These Action Briefs for school leaders are a starting point, designed to increase awareness of the standards, create a sense of urgency around their implementation, and provide these stakeholders — who are faced with dramatically increased expectations in the context of fewer resources — with a deeper understanding of the standards and their role in implementing the standards. Achieve, in partnership with College Summit, the National Association of Secondary School Principals, and the National Association of Elementary School Principals, released this with support from MetLife Foundation.
"New York State provides an object lesson in what happens when teachers lack the time and tools to adjust to a change as dramatic as Common Core. The state teachers union stridently withdrew its support from the standards, doing more to unsettle them than right wing activists ever could. Why? Union leaders claim teachers did not receive teaching materials or have time to develop and refine new lessons before their students had to take tougher state tests keyed to the new standards in late spring of 2013. When the state persisted with plans to evaluate teachers using results on state tests that the students failed in unprecedented numbers, teachers revolted."
From the Math Grades 3-5 Training Test:“Nicky has 4 packs of pencils. Each pack contains 15 pencils. In each pack, 5 pencils are blue and the rest green. Create a bar graph to show how many of each color pencils Nicky has.ȁ
Coursework in applied linguistics, second-language acquisition, and methods for teaching second-language learners in the areas of reading, writing, listening, and speaking will no longer be enough, they say.
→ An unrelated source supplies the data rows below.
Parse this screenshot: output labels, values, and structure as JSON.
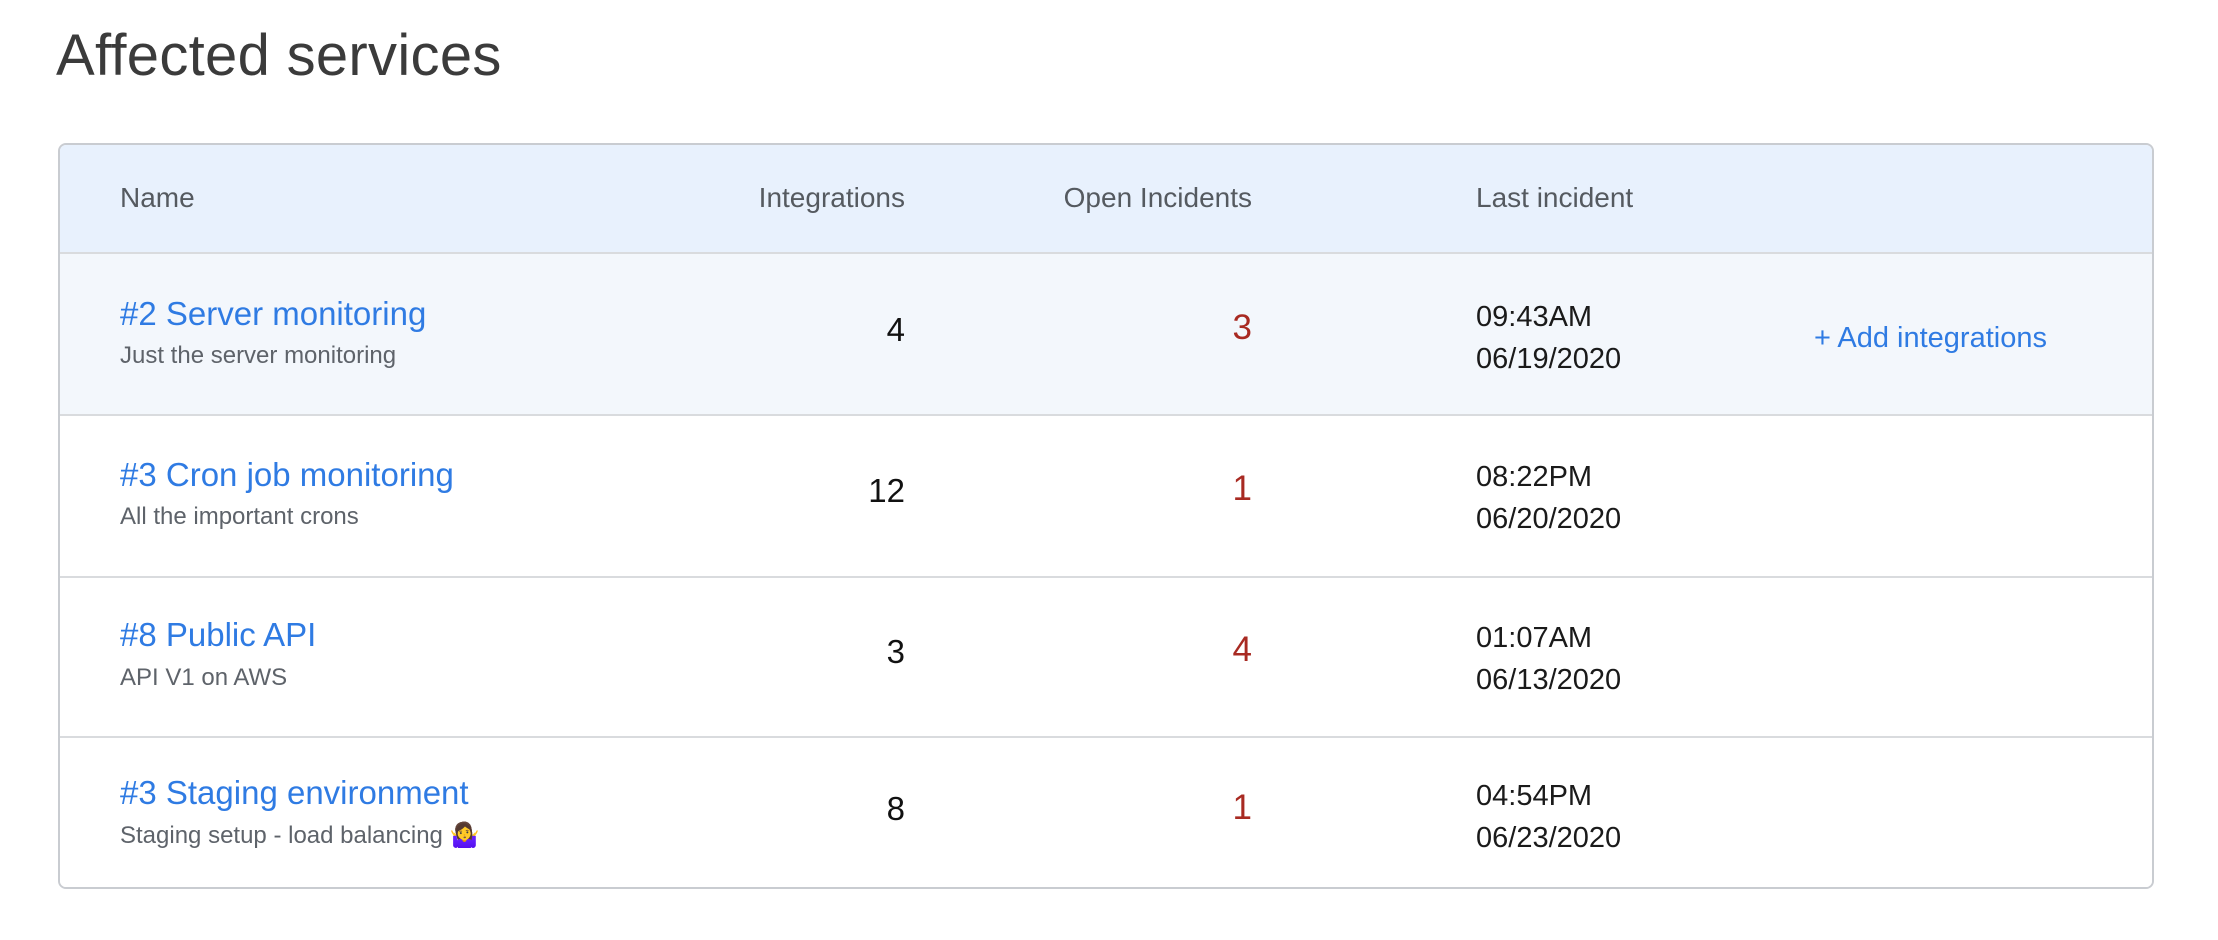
{
  "page": {
    "title": "Affected services"
  },
  "table": {
    "headers": {
      "name": "Name",
      "integrations": "Integrations",
      "open_incidents": "Open Incidents",
      "last_incident": "Last incident"
    },
    "rows": [
      {
        "name": "#2 Server monitoring",
        "description": "Just the server monitoring",
        "integrations": "4",
        "open_incidents": "3",
        "last_time": "09:43AM",
        "last_date": "06/19/2020",
        "action": "+ Add integrations",
        "highlighted": true
      },
      {
        "name": "#3 Cron job monitoring",
        "description": "All the important crons",
        "integrations": "12",
        "open_incidents": "1",
        "last_time": "08:22PM",
        "last_date": "06/20/2020"
      },
      {
        "name": "#8 Public API",
        "description": "API V1 on AWS",
        "integrations": "3",
        "open_incidents": "4",
        "last_time": "01:07AM",
        "last_date": "06/13/2020"
      },
      {
        "name": "#3 Staging environment",
        "description": "Staging setup - load balancing 🤷‍♀️",
        "integrations": "8",
        "open_incidents": "1",
        "last_time": "04:54PM",
        "last_date": "06/23/2020"
      }
    ]
  },
  "colors": {
    "link": "#2f7be3",
    "open_incidents": "#a82a22",
    "header_background": "#e8f1fd",
    "highlight_row_background": "#f3f7fc"
  }
}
For example, ESL teachers need to understand the language and language practices that are specific to different subject areas and disciplines.
No education-related topic generates as much controversy these days as the Common Core standards adopted by nearly all states and the District of Columbia. The standards have been debated in York County, in the state legislature, and across the country.
"David Liben, who was involved in the creation of the Common Core and is now Senior Content Specialist at Student Achievement Partners, provides this simple explanation of evidence under the new standards: “It means asking children two questions:
‘What is your evidence?'
'How did you figure that out?’
The point is to ask students to answer not just based on their thoughts or opinions, but on evidence in the text.”
“The United States, relatively speaking, did better on problem solving than it does on mathematics,” said Andreas Schleicher, Acting Director of Education and Skills of the Organization for Economic Co-Operation and Development.
“On the one hand, students struggle with getting the very important conceptual foundations of key school subjects – mathematics is one – and at the very same time, somehow the educational environment teaches them to solve problems,” he said.
A new document from the National Council of Teachers of Mathematics aims to go a step further than the Common Core State Standards in math by describing specifically what educators need to do to help students reach the new requirements.
"Despite good intentions, educators and other voices represented by LFA have been largely left out of decisions around the implementation process, and decision makers have largely avoided issues of curriculum and instruction to date,"
A statewide poll shows voters are split when it comes to the Common Core education standards 41 percent of the surveys respondents say they support Common Core while 40 percent oppose it But LSU Political Science Professor Kirby Goidel says poll
A key part of the first field tests is to gauge the introduction of technology into the high-stakes world of standardized testing. In Massachusetts, students must pass state standardized tests to graduate from high school, and education officials use the data to determine which schools require overhauls and possible state takeovers.
Researchers will examine whether students who take the exams online have an edge over those flipping through booklets, and whether students who use computers routinely in school and at home perform better than other online test-takers who rarely use the devices.